Extracted records:

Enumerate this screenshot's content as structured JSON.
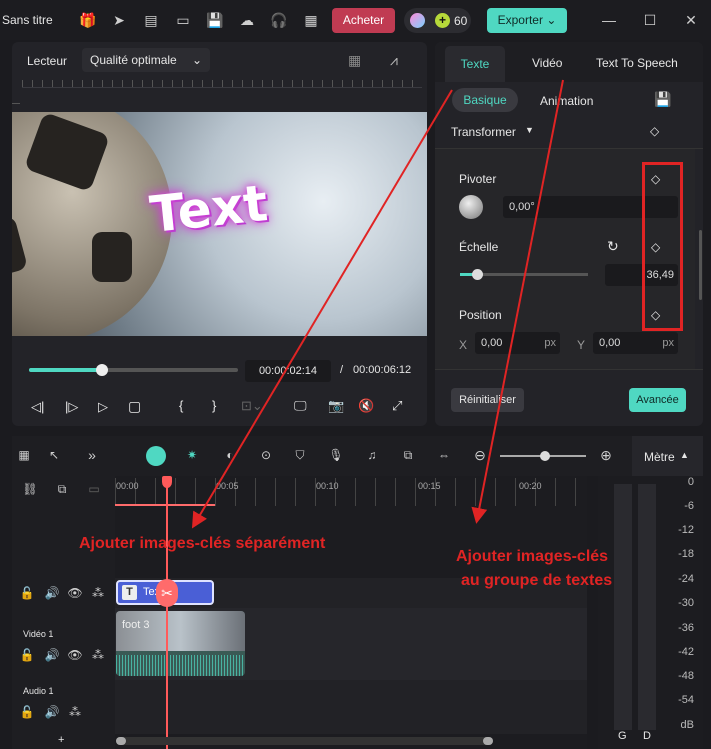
{
  "app": {
    "title": "Sans titre",
    "buy_label": "Acheter",
    "credits": "60",
    "export_label": "Exporter"
  },
  "player": {
    "label": "Lecteur",
    "quality": "Qualité optimale",
    "overlay_text": "Text",
    "current_time": "00:00:02:14",
    "separator": "/",
    "total_time": "00:00:06:12",
    "progress": 0.35
  },
  "props": {
    "tabs": [
      "Texte",
      "Vidéo",
      "Text To Speech"
    ],
    "subtabs": [
      "Basique",
      "Animation"
    ],
    "section": "Transformer",
    "rotate_label": "Pivoter",
    "rotate_value": "0,00°",
    "scale_label": "Échelle",
    "scale_value": "36,49",
    "position_label": "Position",
    "x_label": "X",
    "x_value": "0,00",
    "x_unit": "px",
    "y_label": "Y",
    "y_value": "0,00",
    "y_unit": "px",
    "reset_label": "Réinitialiser",
    "advanced_label": "Avancée"
  },
  "timeline": {
    "meter_label": "Mètre",
    "ruler": [
      "00:00",
      "00:05",
      "00:10",
      "00:15",
      "00:20"
    ],
    "db_scale": [
      "0",
      "-6",
      "-12",
      "-18",
      "-24",
      "-30",
      "-36",
      "-42",
      "-48",
      "-54",
      "dB"
    ],
    "meter_channels": [
      "G",
      "D"
    ],
    "text_clip": "Text",
    "video_clip": "foot 3",
    "track_video": "Vidéo 1",
    "track_audio": "Audio 1"
  },
  "annotations": {
    "left": "Ajouter images-clés séparément",
    "right_line1": "Ajouter images-clés",
    "right_line2": "au groupe de textes"
  },
  "colors": {
    "accent": "#4fd8c2",
    "buy": "#c03b52",
    "annotation": "#e02424",
    "playhead": "#ff5a5a",
    "clip_text": "#4a5fd6"
  }
}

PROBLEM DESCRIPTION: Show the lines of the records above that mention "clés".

ANSWER TO THE EXERCISE:
    "left": "Ajouter images-clés séparément",
    "right_line1": "Ajouter images-clés",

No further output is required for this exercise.